TASK ITEM :: Keeping each word and mark in place, write out the full listing once more.

MATERIALS PROVIDED ::

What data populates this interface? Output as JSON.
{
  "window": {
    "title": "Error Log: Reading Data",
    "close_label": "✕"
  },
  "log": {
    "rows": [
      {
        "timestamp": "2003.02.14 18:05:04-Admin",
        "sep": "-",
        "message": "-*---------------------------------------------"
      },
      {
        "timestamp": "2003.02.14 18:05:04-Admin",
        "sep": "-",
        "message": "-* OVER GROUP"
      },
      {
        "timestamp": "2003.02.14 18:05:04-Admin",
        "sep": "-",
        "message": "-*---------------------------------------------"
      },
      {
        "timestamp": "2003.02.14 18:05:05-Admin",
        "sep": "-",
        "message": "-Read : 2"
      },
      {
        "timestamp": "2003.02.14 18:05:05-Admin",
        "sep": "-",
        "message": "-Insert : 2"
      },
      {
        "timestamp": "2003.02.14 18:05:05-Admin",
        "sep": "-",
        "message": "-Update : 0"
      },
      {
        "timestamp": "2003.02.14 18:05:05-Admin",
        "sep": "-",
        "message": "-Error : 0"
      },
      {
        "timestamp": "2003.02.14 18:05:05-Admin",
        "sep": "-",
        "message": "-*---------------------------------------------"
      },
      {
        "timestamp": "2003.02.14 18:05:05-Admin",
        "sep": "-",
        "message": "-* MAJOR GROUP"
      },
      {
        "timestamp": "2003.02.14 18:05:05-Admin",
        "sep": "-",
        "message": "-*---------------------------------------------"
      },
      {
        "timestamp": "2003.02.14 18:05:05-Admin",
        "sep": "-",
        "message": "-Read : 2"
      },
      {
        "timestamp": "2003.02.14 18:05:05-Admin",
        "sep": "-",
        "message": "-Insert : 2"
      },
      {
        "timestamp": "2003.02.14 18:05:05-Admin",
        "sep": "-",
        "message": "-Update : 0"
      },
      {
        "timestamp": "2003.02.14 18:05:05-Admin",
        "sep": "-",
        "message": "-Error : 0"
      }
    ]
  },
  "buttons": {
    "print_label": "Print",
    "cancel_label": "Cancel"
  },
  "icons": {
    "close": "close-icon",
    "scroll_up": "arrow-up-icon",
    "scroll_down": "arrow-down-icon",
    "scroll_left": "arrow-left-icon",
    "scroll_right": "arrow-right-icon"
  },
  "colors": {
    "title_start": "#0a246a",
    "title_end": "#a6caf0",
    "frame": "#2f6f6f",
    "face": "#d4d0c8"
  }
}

PROBLEM SOLUTION ::
What data populates this interface? Output as JSON.
{
  "window": {
    "title": "Error Log: Reading Data",
    "close_label": "✕"
  },
  "log": {
    "rows": [
      {
        "timestamp": "2003.02.14 18:05:04-Admin",
        "sep": "-",
        "message": "-*---------------------------------------------"
      },
      {
        "timestamp": "2003.02.14 18:05:04-Admin",
        "sep": "-",
        "message": "-* OVER GROUP"
      },
      {
        "timestamp": "2003.02.14 18:05:04-Admin",
        "sep": "-",
        "message": "-*---------------------------------------------"
      },
      {
        "timestamp": "2003.02.14 18:05:05-Admin",
        "sep": "-",
        "message": "-Read : 2"
      },
      {
        "timestamp": "2003.02.14 18:05:05-Admin",
        "sep": "-",
        "message": "-Insert : 2"
      },
      {
        "timestamp": "2003.02.14 18:05:05-Admin",
        "sep": "-",
        "message": "-Update : 0"
      },
      {
        "timestamp": "2003.02.14 18:05:05-Admin",
        "sep": "-",
        "message": "-Error : 0"
      },
      {
        "timestamp": "2003.02.14 18:05:05-Admin",
        "sep": "-",
        "message": "-*---------------------------------------------"
      },
      {
        "timestamp": "2003.02.14 18:05:05-Admin",
        "sep": "-",
        "message": "-* MAJOR GROUP"
      },
      {
        "timestamp": "2003.02.14 18:05:05-Admin",
        "sep": "-",
        "message": "-*---------------------------------------------"
      },
      {
        "timestamp": "2003.02.14 18:05:05-Admin",
        "sep": "-",
        "message": "-Read : 2"
      },
      {
        "timestamp": "2003.02.14 18:05:05-Admin",
        "sep": "-",
        "message": "-Insert : 2"
      },
      {
        "timestamp": "2003.02.14 18:05:05-Admin",
        "sep": "-",
        "message": "-Update : 0"
      },
      {
        "timestamp": "2003.02.14 18:05:05-Admin",
        "sep": "-",
        "message": "-Error : 0"
      }
    ]
  },
  "buttons": {
    "print_label": "Print",
    "cancel_label": "Cancel"
  },
  "icons": {
    "close": "close-icon",
    "scroll_up": "arrow-up-icon",
    "scroll_down": "arrow-down-icon",
    "scroll_left": "arrow-left-icon",
    "scroll_right": "arrow-right-icon"
  },
  "colors": {
    "title_start": "#0a246a",
    "title_end": "#a6caf0",
    "frame": "#2f6f6f",
    "face": "#d4d0c8"
  }
}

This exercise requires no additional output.